After the first number, the band went straight into ‘She Do The Twist & Twirl’. The song seemed more refined than on previous occasions I’d heard it performed live, while Eden’s speedy singing gave the impression he must be on amphetamines. “Brothers and sisters, boys and girls, are ya alright? Everybody having a drink?” he asked, before telling a story about a week in Morocco titled ‘A Week In Larache’. The infectious rhythm of the number - emphasized by Eden’s gravely voice - gets me every time.

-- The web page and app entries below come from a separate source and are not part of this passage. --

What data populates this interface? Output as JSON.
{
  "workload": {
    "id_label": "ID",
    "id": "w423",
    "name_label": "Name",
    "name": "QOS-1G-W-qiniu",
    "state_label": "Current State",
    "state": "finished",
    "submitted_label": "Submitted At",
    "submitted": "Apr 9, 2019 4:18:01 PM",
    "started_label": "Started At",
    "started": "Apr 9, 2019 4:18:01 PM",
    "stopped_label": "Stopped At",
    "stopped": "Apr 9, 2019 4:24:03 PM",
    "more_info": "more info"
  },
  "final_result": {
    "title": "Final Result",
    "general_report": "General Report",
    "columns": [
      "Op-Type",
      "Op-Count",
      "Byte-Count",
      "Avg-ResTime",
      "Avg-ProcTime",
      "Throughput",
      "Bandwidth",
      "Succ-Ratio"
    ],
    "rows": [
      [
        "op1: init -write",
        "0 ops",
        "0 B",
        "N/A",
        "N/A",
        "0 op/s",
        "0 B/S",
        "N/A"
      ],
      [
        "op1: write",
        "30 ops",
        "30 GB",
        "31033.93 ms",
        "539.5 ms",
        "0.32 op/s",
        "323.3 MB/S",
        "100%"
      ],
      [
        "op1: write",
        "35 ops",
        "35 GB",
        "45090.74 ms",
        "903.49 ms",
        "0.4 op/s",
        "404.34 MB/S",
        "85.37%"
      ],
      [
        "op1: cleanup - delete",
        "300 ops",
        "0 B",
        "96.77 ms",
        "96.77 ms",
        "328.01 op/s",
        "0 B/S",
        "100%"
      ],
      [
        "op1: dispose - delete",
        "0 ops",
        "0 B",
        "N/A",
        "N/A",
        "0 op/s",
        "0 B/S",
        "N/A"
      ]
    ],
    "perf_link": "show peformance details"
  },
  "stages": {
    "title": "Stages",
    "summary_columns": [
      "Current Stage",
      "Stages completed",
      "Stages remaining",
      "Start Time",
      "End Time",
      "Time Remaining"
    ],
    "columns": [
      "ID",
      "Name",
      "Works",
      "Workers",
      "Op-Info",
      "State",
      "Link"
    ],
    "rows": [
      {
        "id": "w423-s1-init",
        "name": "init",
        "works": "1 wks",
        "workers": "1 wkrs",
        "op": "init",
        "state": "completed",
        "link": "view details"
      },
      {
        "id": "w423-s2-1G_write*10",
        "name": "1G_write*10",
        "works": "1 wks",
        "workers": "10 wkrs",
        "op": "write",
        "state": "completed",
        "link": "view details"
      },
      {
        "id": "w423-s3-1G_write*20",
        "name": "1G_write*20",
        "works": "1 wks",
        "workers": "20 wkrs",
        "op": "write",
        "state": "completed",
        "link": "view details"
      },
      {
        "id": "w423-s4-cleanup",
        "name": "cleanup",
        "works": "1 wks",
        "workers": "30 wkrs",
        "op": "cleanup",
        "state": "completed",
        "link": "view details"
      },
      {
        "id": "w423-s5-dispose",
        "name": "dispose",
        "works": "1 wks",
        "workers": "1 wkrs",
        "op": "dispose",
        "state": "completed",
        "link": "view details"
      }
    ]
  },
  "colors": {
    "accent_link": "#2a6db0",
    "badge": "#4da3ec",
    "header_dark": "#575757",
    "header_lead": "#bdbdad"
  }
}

This being Nambucca in North London, it was only fair for them Cowboys to perform their weirdly chaotic and oddly distorted ‘South London Thing’. They did just that while throwing in some fun antics and tuned-in/tuned-out interaction. In particular Nigel Mogg wiggled from one side of the stage to the other, working his bass to perfection and looking like a mischievous rock ‘n’ roll incarnation of Mr. Scratch in ‘The Devil & Daniel Webster’. Mind you, this being a rather small stage, there wasn’t much to wiggle about.

‘Ain't That Somethin' turned out to be something very cool indeed. Great guitar and bass licks, heartfelt singing and simply a blistering tune – old school blues ‘n’ roll of the finest cut, interspersed with some ace guitar solos. Yea-ah!
I said it before and I say it again (and sure it wasn’t the last time): I’m a total sucker for ‘Crackhouse Blues’ – my favourite Peckham Cowboys number to this day! To my delight, the band performed it seedier and more blues-orientated than ever. You really could imagine yourself transported into some dingy hellhole somewhere in the Deep South, dabbling in voodoo and other dangers. Darrell Bath’s slide guitar playing was utterly formidable and so beautiful in fact, I almost cried tears of joy watching him doing his thing. And then there was Eden’s harmonica in between his singing, though I call it raw emotion. Sooo very godam orgasmic, easily the highlight of the set!

During ‘Painkillers’, the entire bunch played not only for the audience but seemingly for each other and at each other. Eden partly slurring and speaking the lyrics, to nice effect, broke up the fast pace and upbeat rhythm of the song.

Duncan Mackay had ample opportunity to show off his boogie-woogie piano skills during ‘Rock n Roll Star’, while crooner Eden expressed that the song’s title kinda refers to glam rock star Marc Bolan. Mr. Eden, you got taste! All the while and during Mackay’s piano spiel, the Peckham frontman danced the Bolan Boogie combined with his very own honky-tonk steps. No crisis of confidence whatsoever, and so it should be.

The final song of the night turned out to be the Stooges cover ‘I Wanna Be Your Dog’ and naturally, the vibe shifted from blues-sleaze to downright durrty and gritty, not to mention hardcore. It all seemed to go on forever as well, with Eden growling like a dog, then turning toward MacCormick and demanding “Give it to me, c’mon on, give it to me!” Hitting away like possessed, the drummer boy readily obliged. Upping the frenzy, punters (including yours truly) were pulled onto stage to join in and sing and dance (or let their pants down!), and for the roaring climax, Nigel Mogg decided to fall into the drum kit, thus bring an end to the mayhem.

“Come and see us again, and spread the word”, shouted Marc Eden swiftly, before pointing out copies of the band’s excellent album ‘Flog It!’ were on sale in the foyer.
I, for one, can’t wait to come and see the band again – the sooner the better!